The red-headed stranger
Singer-songwriter James Finch Jr. emerges as a bright light in the local Americana movement
James Finch Jr. was bored.
The 23-year-old singer-songwriter, already an accomplished musician, was drifting into the easy torpor of a day-to-day existence in Midtown. So, he got an idea: Why not record an album?
“I decided that I was languishing,” he recalled while sitting inside a 21st Street café on a recent rainy December evening. “I was looking for something that would pretty much force me to start playing out more. I was getting to a point, internally, where it was like, I’m gonna either do this, or I’m not. I needed a project. Something to make me focus.”
Luckily, he had a pretty good idea of how to go about it. “I tried to make everything fit together,” he said. “You’ve got those albums throughout music history like that. For me, it’s Red Headed Stranger by Willie Nelson, or The Wall by Pink Floyd. I wanted to do that.
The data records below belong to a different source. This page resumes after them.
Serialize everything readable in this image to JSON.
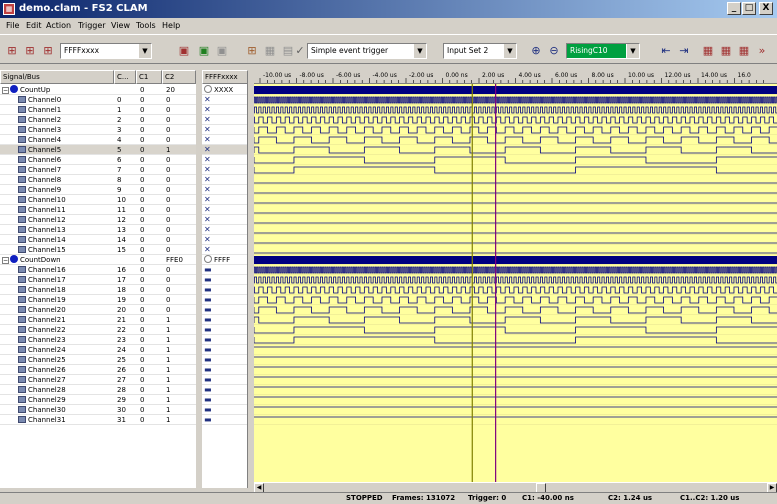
{
  "window": {
    "title": "demo.clam - FS2 CLAM",
    "icon": "app-icon",
    "minimize": "_",
    "maximize": "□",
    "close": "X"
  },
  "menu": [
    "File",
    "Edit",
    "Action",
    "Trigger",
    "View",
    "Tools",
    "Help"
  ],
  "toolbar": {
    "mask_combo": "FFFFxxxx",
    "trigger_combo": "Simple event trigger",
    "input_combo": "Input Set 2",
    "edge_combo": "RisingC10",
    "check_glyph": "✓",
    "colors": {
      "edge_combo_bg": "#00a040"
    }
  },
  "table": {
    "headers": {
      "signal": "Signal/Bus",
      "c": "C...",
      "c1": "C1",
      "c2": "C2",
      "val": "FFFFxxxx"
    },
    "groups": [
      {
        "name": "CountUp",
        "c1": "0",
        "c2": "20",
        "value": "XXXX",
        "toggle": "−"
      },
      {
        "name": "CountDown",
        "c1": "0",
        "c2": "FFE0",
        "value": "FFFF",
        "toggle": "−"
      }
    ],
    "channels_up": [
      {
        "name": "Channel0",
        "c": "0",
        "c1": "0",
        "c2": "0"
      },
      {
        "name": "Channel1",
        "c": "1",
        "c1": "0",
        "c2": "0"
      },
      {
        "name": "Channel2",
        "c": "2",
        "c1": "0",
        "c2": "0"
      },
      {
        "name": "Channel3",
        "c": "3",
        "c1": "0",
        "c2": "0"
      },
      {
        "name": "Channel4",
        "c": "4",
        "c1": "0",
        "c2": "0"
      },
      {
        "name": "Channel5",
        "c": "5",
        "c1": "0",
        "c2": "1"
      },
      {
        "name": "Channel6",
        "c": "6",
        "c1": "0",
        "c2": "0"
      },
      {
        "name": "Channel7",
        "c": "7",
        "c1": "0",
        "c2": "0"
      },
      {
        "name": "Channel8",
        "c": "8",
        "c1": "0",
        "c2": "0"
      },
      {
        "name": "Channel9",
        "c": "9",
        "c1": "0",
        "c2": "0"
      },
      {
        "name": "Channel10",
        "c": "10",
        "c1": "0",
        "c2": "0"
      },
      {
        "name": "Channel11",
        "c": "11",
        "c1": "0",
        "c2": "0"
      },
      {
        "name": "Channel12",
        "c": "12",
        "c1": "0",
        "c2": "0"
      },
      {
        "name": "Channel13",
        "c": "13",
        "c1": "0",
        "c2": "0"
      },
      {
        "name": "Channel14",
        "c": "14",
        "c1": "0",
        "c2": "0"
      },
      {
        "name": "Channel15",
        "c": "15",
        "c1": "0",
        "c2": "0"
      }
    ],
    "channels_down": [
      {
        "name": "Channel16",
        "c": "16",
        "c1": "0",
        "c2": "0"
      },
      {
        "name": "Channel17",
        "c": "17",
        "c1": "0",
        "c2": "0"
      },
      {
        "name": "Channel18",
        "c": "18",
        "c1": "0",
        "c2": "0"
      },
      {
        "name": "Channel19",
        "c": "19",
        "c1": "0",
        "c2": "0"
      },
      {
        "name": "Channel20",
        "c": "20",
        "c1": "0",
        "c2": "0"
      },
      {
        "name": "Channel21",
        "c": "21",
        "c1": "0",
        "c2": "1"
      },
      {
        "name": "Channel22",
        "c": "22",
        "c1": "0",
        "c2": "1"
      },
      {
        "name": "Channel23",
        "c": "23",
        "c1": "0",
        "c2": "1"
      },
      {
        "name": "Channel24",
        "c": "24",
        "c1": "0",
        "c2": "1"
      },
      {
        "name": "Channel25",
        "c": "25",
        "c1": "0",
        "c2": "1"
      },
      {
        "name": "Channel26",
        "c": "26",
        "c1": "0",
        "c2": "1"
      },
      {
        "name": "Channel27",
        "c": "27",
        "c1": "0",
        "c2": "1"
      },
      {
        "name": "Channel28",
        "c": "28",
        "c1": "0",
        "c2": "1"
      },
      {
        "name": "Channel29",
        "c": "29",
        "c1": "0",
        "c2": "1"
      },
      {
        "name": "Channel30",
        "c": "30",
        "c1": "0",
        "c2": "1"
      },
      {
        "name": "Channel31",
        "c": "31",
        "c1": "0",
        "c2": "1"
      }
    ],
    "selected_channel": "Channel5"
  },
  "ruler_ticks": [
    "-10.00 us",
    "-8.00 us",
    "-6.00 us",
    "-4.00 us",
    "-2.00 us",
    "0.00 ns",
    "2.00 us",
    "4.00 us",
    "6.00 us",
    "8.00 us",
    "10.00 us",
    "12.00 us",
    "14.00 us",
    "16.0"
  ],
  "waves": {
    "colors": {
      "bg": "#ffff9f",
      "bus": "#000080",
      "signal": "#000080",
      "cursor1": "#808000",
      "cursor2": "#800080"
    },
    "cursor1_time_us": -0.04,
    "cursor2_time_us": 1.24
  },
  "status": {
    "state": "STOPPED",
    "frames": "Frames: 131072",
    "trigger": "Trigger: 0",
    "c1": "C1: -40.00 ns",
    "c2": "C2: 1.24 us",
    "c1c2": "C1..C2: 1.20 us"
  }
}
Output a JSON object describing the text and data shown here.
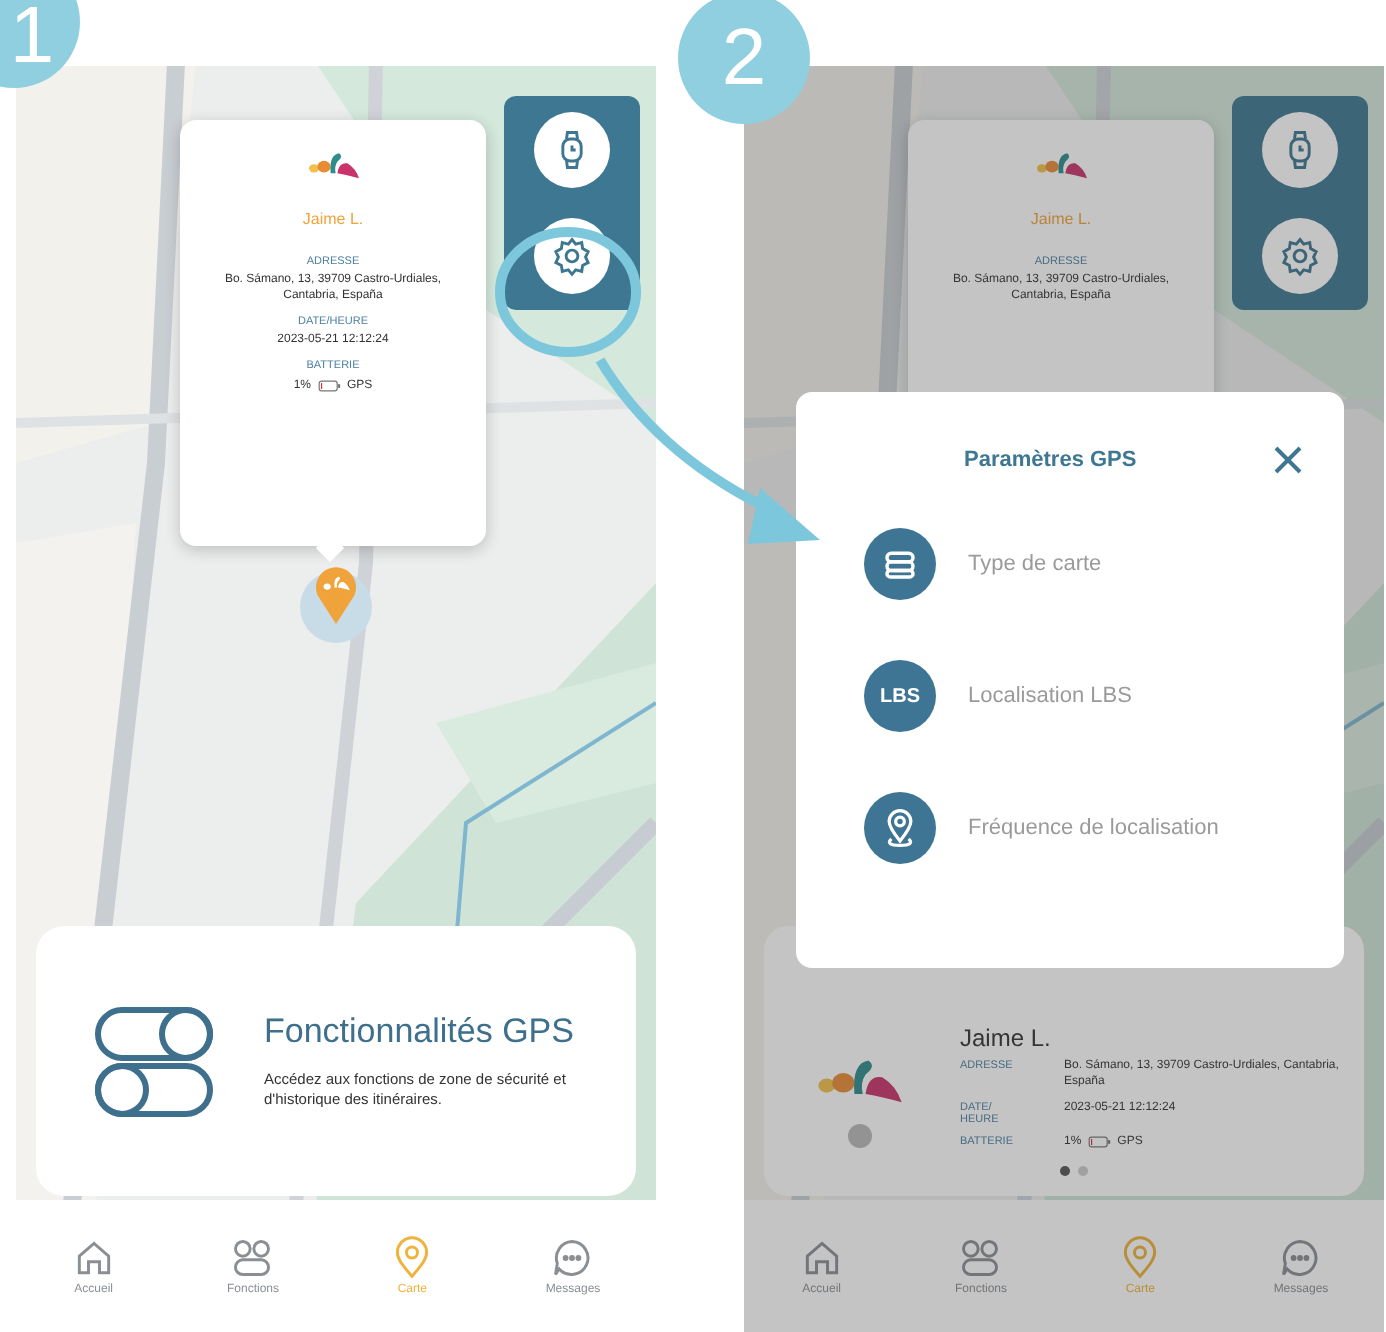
{
  "steps": [
    {
      "number": "1"
    },
    {
      "number": "2"
    }
  ],
  "screen_1": {
    "popup": {
      "name": "Jaime L.",
      "fields": [
        {
          "label": "ADRESSE",
          "value": "Bo. Sámano, 13, 39709 Castro-Urdiales, Cantabria, España"
        },
        {
          "label": "DATE/HEURE",
          "value": "2023-05-21 12:12:24"
        },
        {
          "label": "BATTERIE",
          "battery": "1%",
          "gps": "GPS"
        }
      ]
    },
    "feature_card": {
      "title": "Fonctionnalités GPS",
      "description": "Accédez aux fonctions de zone de sécurité et d'historique des itinéraires."
    },
    "tab_bar": [
      {
        "label": "Accueil",
        "kind": "home",
        "selected": false
      },
      {
        "label": "Fonctions",
        "kind": "grid",
        "selected": false
      },
      {
        "label": "Carte",
        "kind": "pin",
        "selected": true
      },
      {
        "label": "Messages",
        "kind": "chat",
        "selected": false
      }
    ]
  },
  "screen_2": {
    "popup": {
      "name": "Jaime L.",
      "fields": [
        {
          "label": "ADRESSE",
          "value": "Bo. Sámano, 13, 39709 Castro-Urdiales, Cantabria, España"
        }
      ]
    },
    "modal": {
      "title": "Paramètres GPS",
      "items": [
        {
          "label": "Type de carte",
          "kind": "stack"
        },
        {
          "label": "Localisation LBS",
          "kind": "lbs",
          "badge": "LBS"
        },
        {
          "label": "Fréquence de localisation",
          "kind": "pin"
        }
      ]
    },
    "device_card": {
      "name": "Jaime L.",
      "rows": [
        {
          "label": "ADRESSE",
          "value": "Bo. Sámano, 13, 39709 Castro-Urdiales, Cantabria, España"
        },
        {
          "label": "DATE/ HEURE",
          "value": "2023-05-21 12:12:24"
        },
        {
          "label": "BATTERIE",
          "battery": "1%",
          "gps": "GPS"
        }
      ],
      "page_dots": [
        {
          "selected": true
        },
        {
          "selected": false
        }
      ]
    },
    "tab_bar": [
      {
        "label": "Accueil",
        "kind": "home",
        "selected": false
      },
      {
        "label": "Fonctions",
        "kind": "grid",
        "selected": false
      },
      {
        "label": "Carte",
        "kind": "pin",
        "selected": true
      },
      {
        "label": "Messages",
        "kind": "chat",
        "selected": false
      }
    ]
  }
}
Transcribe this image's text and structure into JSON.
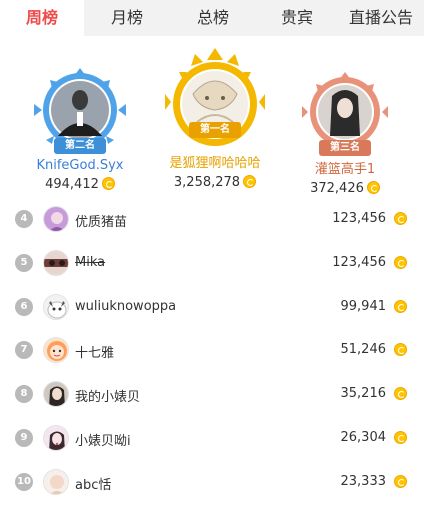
{
  "tabs": [
    {
      "label": "周榜",
      "active": true
    },
    {
      "label": "月榜",
      "active": false
    },
    {
      "label": "总榜",
      "active": false
    },
    {
      "label": "贵宾",
      "active": false
    },
    {
      "label": "直播公告",
      "active": false
    }
  ],
  "podium": {
    "first": {
      "ribbon": "第一名",
      "name": "是狐狸啊哈哈哈",
      "score": "3,258,278",
      "color": "#f5b800",
      "name_color": "#e8a100"
    },
    "second": {
      "ribbon": "第二名",
      "name": "KnifeGod.Syx",
      "score": "494,412",
      "color": "#4fa3e8",
      "name_color": "#3a7fd5"
    },
    "third": {
      "ribbon": "第三名",
      "name": "灌篮高手1",
      "score": "372,426",
      "color": "#e9927a",
      "name_color": "#d0673f"
    }
  },
  "ranking": [
    {
      "rank": "4",
      "name": "优质猪苗",
      "score": "123,456",
      "strike": false
    },
    {
      "rank": "5",
      "name": "Mika",
      "score": "123,456",
      "strike": true
    },
    {
      "rank": "6",
      "name": "wuliuknowoppa",
      "score": "99,941",
      "strike": false
    },
    {
      "rank": "7",
      "name": "十七雅",
      "score": "51,246",
      "strike": false
    },
    {
      "rank": "8",
      "name": "我的小婊贝",
      "score": "35,216",
      "strike": false
    },
    {
      "rank": "9",
      "name": "小婊贝呦i",
      "score": "26,304",
      "strike": false
    },
    {
      "rank": "10",
      "name": "abc恬",
      "score": "23,333",
      "strike": false
    }
  ],
  "icons": {
    "coin": "gold-coin-icon",
    "rank_badge": "rank-number-badge"
  }
}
“And it’s worked,” he added. “It’s made me believe in myself.”
The result, a CD he titled Cornbread & Bourbon, contains 12 original songs by Finch, who accompanied his gruff singing voice with various guitars, mandolin, percussion and upright bass; other musicians back him up on fiddle, drums and background vocals. For someone who just turned 23, his musical vision seems wholly realized. If the late acoustic-guitar giant John Fahey had a singing voice like early Tom Waits and could write songs that evoked the Band, he would have sounded like Finch does now.
“I been thinking ’bout four or five women that I’d like to trick into bed,” Finch wheezes over a finger-picked 12-string on “Tiny Chain,” the album’s opening track. “Maybe it’s the nature of being a man …” The next lines Finch mangles like someone whose esophagus just backed up after he threw down a double shot of Old Grand-dad, but it sounds something like: “…or the curse of alcohol, a limousine ride straight to the bar.” It’s a line that would do Johnny Cash—apparently the patron saint of local singer-songwriters—proud.
Finch casts a long shadow; his close-cropped red hair and patch of chin whiskers give him the presence of someone out of time, like a figure from an old Civil War photo. Although his parents were Hoosiers, he grew up here, in South Sacramento. Later, his family moved to the north end of downtown, just east of Alkali Flat. He started playing music pretty early. At age 15, he joined the local jam combo Uncle Harlan’s Band as its bassist. “I was gigging in bars when I was 16 years old,” he said. “I was the bass player before the series of, like, eight or nine bass players.” He left Uncle Harlan’s Band in 1997.
“That band was kinda like Spinal Tap,” he said, laughing.
Finch started writing his own songs about four years ago. “The first song that I really remember writing, I wrote during history class,” he recalled. “I usually write away from my guitar; I start with the melody and the words, and I figure it out on guitar later. I write a song, and then I simplify it down to three chords.”
Although not a genuine hillbilly, Finch figured out where he wanted to go, musically, and traced a path backward via old recordings of the masters. “I honestly think there’s a conflagration going on in American roots-based music right now,” he said, citing the success of Ryan Adams and the soundtrack from O Brother, Where Art Thou, along with the bible of resurgent Americana, No Depression magazine.
Now that Finch has a finished record to get him off his ass and onto the stage, he’s begun to introduce his music at venues around town. He shared a bill at True Love Coffeehouse on a recent Saturday with two of the key figures in Sacramento’s current roots-music renaissance, Jackie Greene and Las Pesadillas songwriter Noah Nelson, who was performing solo that night. And Finch occasionally plays bass with songwriter Bill Harper’s band, Derelict Country. “I’m booked every weekend into late January,” Finch said.
Check your local listings and go see this guy.